- _TASK PROMPT_
How many lines in the records below contain the word "icon"? State only that number.

- _DATASET CONTENT_
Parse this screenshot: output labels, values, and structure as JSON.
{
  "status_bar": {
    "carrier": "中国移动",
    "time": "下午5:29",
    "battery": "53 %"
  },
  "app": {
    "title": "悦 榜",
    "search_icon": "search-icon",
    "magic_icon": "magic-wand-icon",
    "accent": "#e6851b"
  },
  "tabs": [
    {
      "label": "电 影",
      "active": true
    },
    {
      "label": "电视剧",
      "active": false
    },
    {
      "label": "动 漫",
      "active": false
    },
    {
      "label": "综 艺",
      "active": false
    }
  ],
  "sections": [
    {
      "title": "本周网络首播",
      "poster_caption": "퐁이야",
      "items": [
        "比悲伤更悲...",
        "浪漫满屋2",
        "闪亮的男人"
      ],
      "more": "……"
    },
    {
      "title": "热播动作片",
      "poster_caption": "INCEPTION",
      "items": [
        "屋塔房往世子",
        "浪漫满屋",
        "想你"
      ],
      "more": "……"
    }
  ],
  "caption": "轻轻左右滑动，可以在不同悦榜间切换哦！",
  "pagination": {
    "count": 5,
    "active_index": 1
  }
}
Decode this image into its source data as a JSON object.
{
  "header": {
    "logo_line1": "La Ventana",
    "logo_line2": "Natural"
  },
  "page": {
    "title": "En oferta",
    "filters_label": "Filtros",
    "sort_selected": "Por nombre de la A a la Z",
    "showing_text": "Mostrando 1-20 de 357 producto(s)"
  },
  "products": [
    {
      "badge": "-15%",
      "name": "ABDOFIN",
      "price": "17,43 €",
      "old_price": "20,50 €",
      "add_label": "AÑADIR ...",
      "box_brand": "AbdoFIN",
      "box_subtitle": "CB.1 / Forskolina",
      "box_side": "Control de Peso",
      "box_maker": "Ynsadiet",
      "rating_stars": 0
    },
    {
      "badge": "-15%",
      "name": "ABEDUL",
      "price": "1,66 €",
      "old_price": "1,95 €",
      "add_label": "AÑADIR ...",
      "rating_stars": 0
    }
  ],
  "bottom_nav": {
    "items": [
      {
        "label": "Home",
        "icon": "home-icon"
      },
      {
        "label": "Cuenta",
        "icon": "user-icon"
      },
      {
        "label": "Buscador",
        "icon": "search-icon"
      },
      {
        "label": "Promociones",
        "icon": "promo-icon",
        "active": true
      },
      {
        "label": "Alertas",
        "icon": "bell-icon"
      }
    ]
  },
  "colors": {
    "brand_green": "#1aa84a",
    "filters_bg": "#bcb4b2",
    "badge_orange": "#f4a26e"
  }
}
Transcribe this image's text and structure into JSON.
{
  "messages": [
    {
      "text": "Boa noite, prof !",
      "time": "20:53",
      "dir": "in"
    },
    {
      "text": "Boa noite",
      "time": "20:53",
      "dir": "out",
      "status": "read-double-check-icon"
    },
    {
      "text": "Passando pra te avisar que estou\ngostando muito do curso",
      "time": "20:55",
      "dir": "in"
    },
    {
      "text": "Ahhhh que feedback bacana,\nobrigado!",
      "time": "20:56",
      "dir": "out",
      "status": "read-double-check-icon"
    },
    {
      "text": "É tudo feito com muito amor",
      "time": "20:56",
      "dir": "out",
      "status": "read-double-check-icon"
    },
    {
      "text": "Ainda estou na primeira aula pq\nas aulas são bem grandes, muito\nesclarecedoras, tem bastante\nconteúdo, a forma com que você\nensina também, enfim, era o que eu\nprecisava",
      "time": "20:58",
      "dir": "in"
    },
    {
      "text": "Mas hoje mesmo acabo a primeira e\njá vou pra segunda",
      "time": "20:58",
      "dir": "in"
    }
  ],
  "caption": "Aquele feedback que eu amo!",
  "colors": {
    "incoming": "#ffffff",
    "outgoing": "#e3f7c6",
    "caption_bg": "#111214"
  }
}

- _RESPONSE BOX_
10